Data items

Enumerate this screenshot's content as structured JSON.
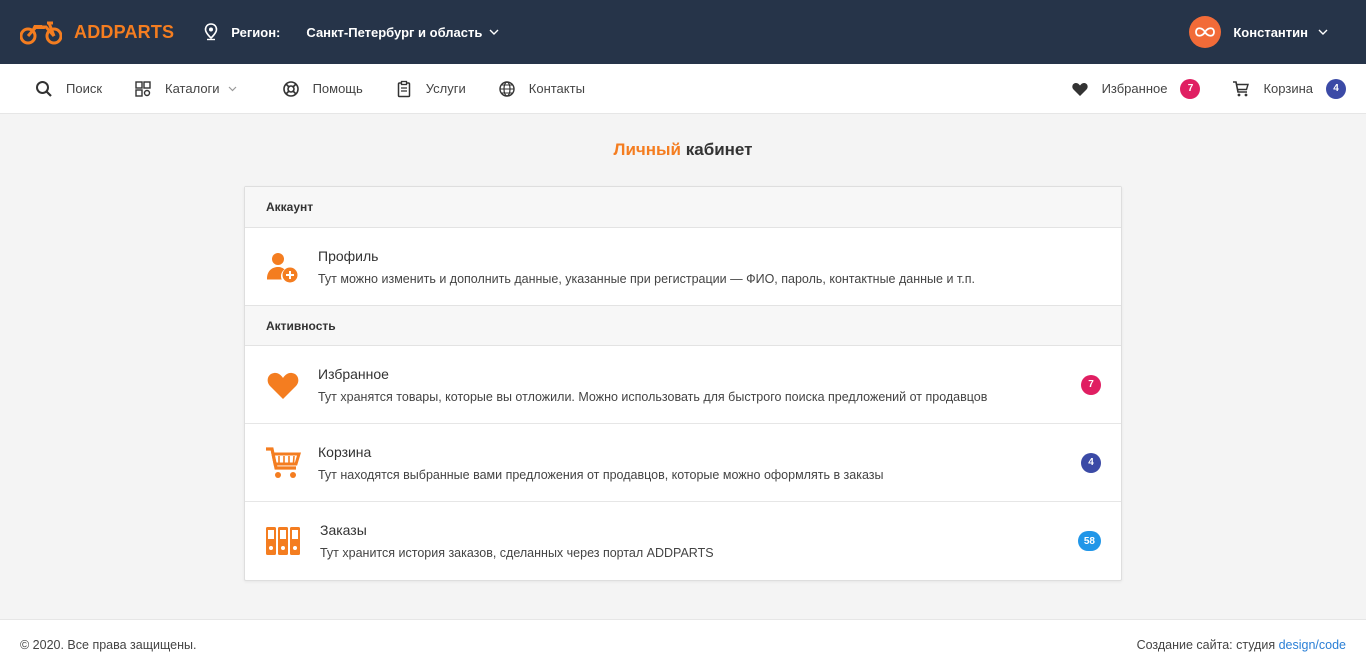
{
  "brand": {
    "name": "ADDPARTS",
    "accent": "#f47d20"
  },
  "header": {
    "region_label": "Регион:",
    "region_value": "Санкт-Петербург и область",
    "user_name": "Константин"
  },
  "nav": {
    "search": "Поиск",
    "catalogs": "Каталоги",
    "help": "Помощь",
    "services": "Услуги",
    "contacts": "Контакты",
    "favorites": "Избранное",
    "favorites_count": "7",
    "cart": "Корзина",
    "cart_count": "4"
  },
  "page": {
    "title_accent": "Личный",
    "title_rest": " кабинет"
  },
  "sections": {
    "account": {
      "heading": "Аккаунт",
      "profile_title": "Профиль",
      "profile_desc": "Тут можно изменить и дополнить данные, указанные при регистрации — ФИО, пароль, контактные данные и т.п."
    },
    "activity": {
      "heading": "Активность",
      "favorites_title": "Избранное",
      "favorites_desc": "Тут хранятся товары, которые вы отложили. Можно использовать для быстрого поиска предложений от продавцов",
      "favorites_count": "7",
      "cart_title": "Корзина",
      "cart_desc": "Тут находятся выбранные вами предложения от продавцов, которые можно оформлять в заказы",
      "cart_count": "4",
      "orders_title": "Заказы",
      "orders_desc": "Тут хранится история заказов, сделанных через портал ADDPARTS",
      "orders_count": "58"
    }
  },
  "footer": {
    "copyright": "© 2020. Все права защищены.",
    "credit_prefix": "Создание сайта: студия ",
    "credit_link": "design/code"
  },
  "colors": {
    "topbar": "#263449",
    "orange": "#f47d20",
    "badge_pink": "#e01f62",
    "badge_blue": "#3b4aa6",
    "badge_sky": "#2196e8"
  },
  "icons": [
    "motorcycle-icon",
    "map-pin-icon",
    "chevron-down-icon",
    "infinity-icon",
    "search-icon",
    "catalog-icon",
    "lifebuoy-icon",
    "clipboard-icon",
    "globe-icon",
    "heart-icon",
    "cart-icon",
    "add-user-icon",
    "folders-icon"
  ]
}
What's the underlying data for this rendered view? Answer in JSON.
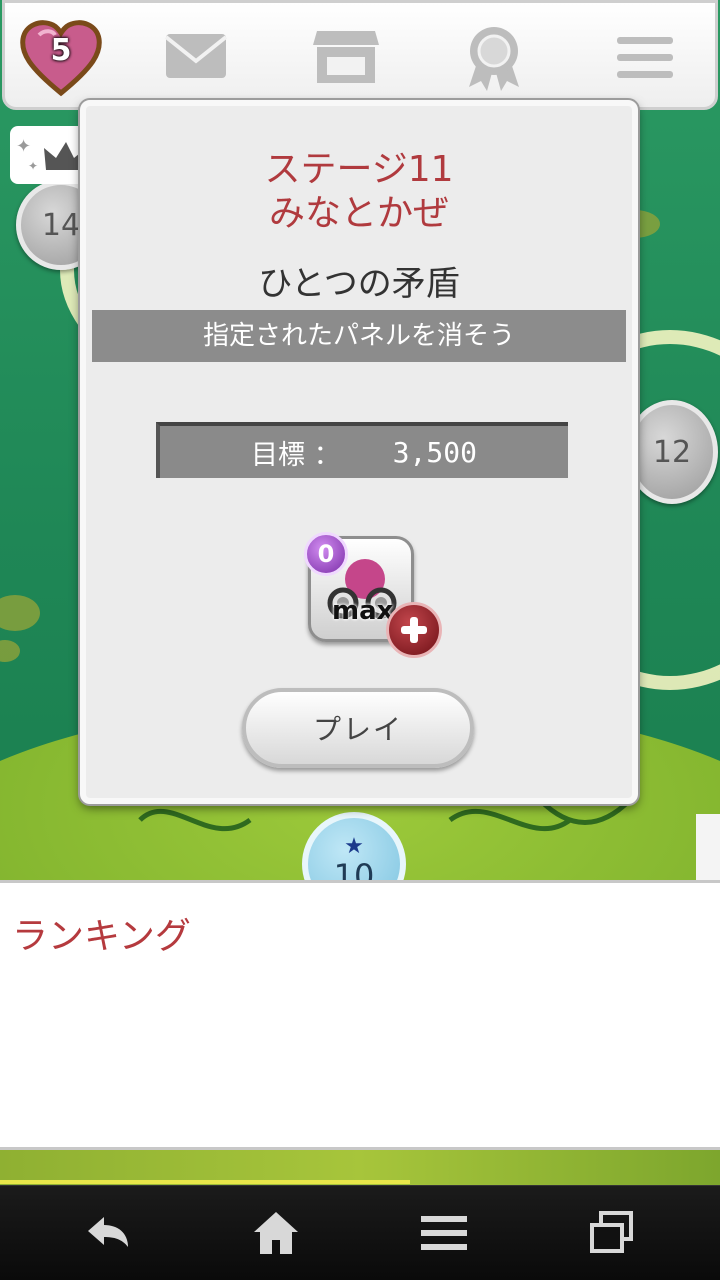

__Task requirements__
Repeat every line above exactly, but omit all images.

__Response area__
Enumerate this screenshot's content as structured JSON.
{
  "brand": {
    "name": "ADDPARTS",
    "accent": "#f47d20"
  },
  "header": {
    "region_label": "Регион:",
    "region_value": "Санкт-Петербург и область",
    "user_name": "Константин"
  },
  "nav": {
    "search": "Поиск",
    "catalogs": "Каталоги",
    "help": "Помощь",
    "services": "Услуги",
    "contacts": "Контакты",
    "favorites": "Избранное",
    "favorites_count": "7",
    "cart": "Корзина",
    "cart_count": "4"
  },
  "page": {
    "title_accent": "Личный",
    "title_rest": " кабинет"
  },
  "sections": {
    "account": {
      "heading": "Аккаунт",
      "profile_title": "Профиль",
      "profile_desc": "Тут можно изменить и дополнить данные, указанные при регистрации — ФИО, пароль, контактные данные и т.п."
    },
    "activity": {
      "heading": "Активность",
      "favorites_title": "Избранное",
      "favorites_desc": "Тут хранятся товары, которые вы отложили. Можно использовать для быстрого поиска предложений от продавцов",
      "favorites_count": "7",
      "cart_title": "Корзина",
      "cart_desc": "Тут находятся выбранные вами предложения от продавцов, которые можно оформлять в заказы",
      "cart_count": "4",
      "orders_title": "Заказы",
      "orders_desc": "Тут хранится история заказов, сделанных через портал ADDPARTS",
      "orders_count": "58"
    }
  },
  "footer": {
    "copyright": "© 2020. Все права защищены.",
    "credit_prefix": "Создание сайта: студия ",
    "credit_link": "design/code"
  },
  "colors": {
    "topbar": "#263449",
    "orange": "#f47d20",
    "badge_pink": "#e01f62",
    "badge_blue": "#3b4aa6",
    "badge_sky": "#2196e8"
  },
  "icons": [
    "motorcycle-icon",
    "map-pin-icon",
    "chevron-down-icon",
    "infinity-icon",
    "search-icon",
    "catalog-icon",
    "lifebuoy-icon",
    "clipboard-icon",
    "globe-icon",
    "heart-icon",
    "cart-icon",
    "add-user-icon",
    "folders-icon"
  ]
}
What's the underlying data for this rendered view? Answer in JSON.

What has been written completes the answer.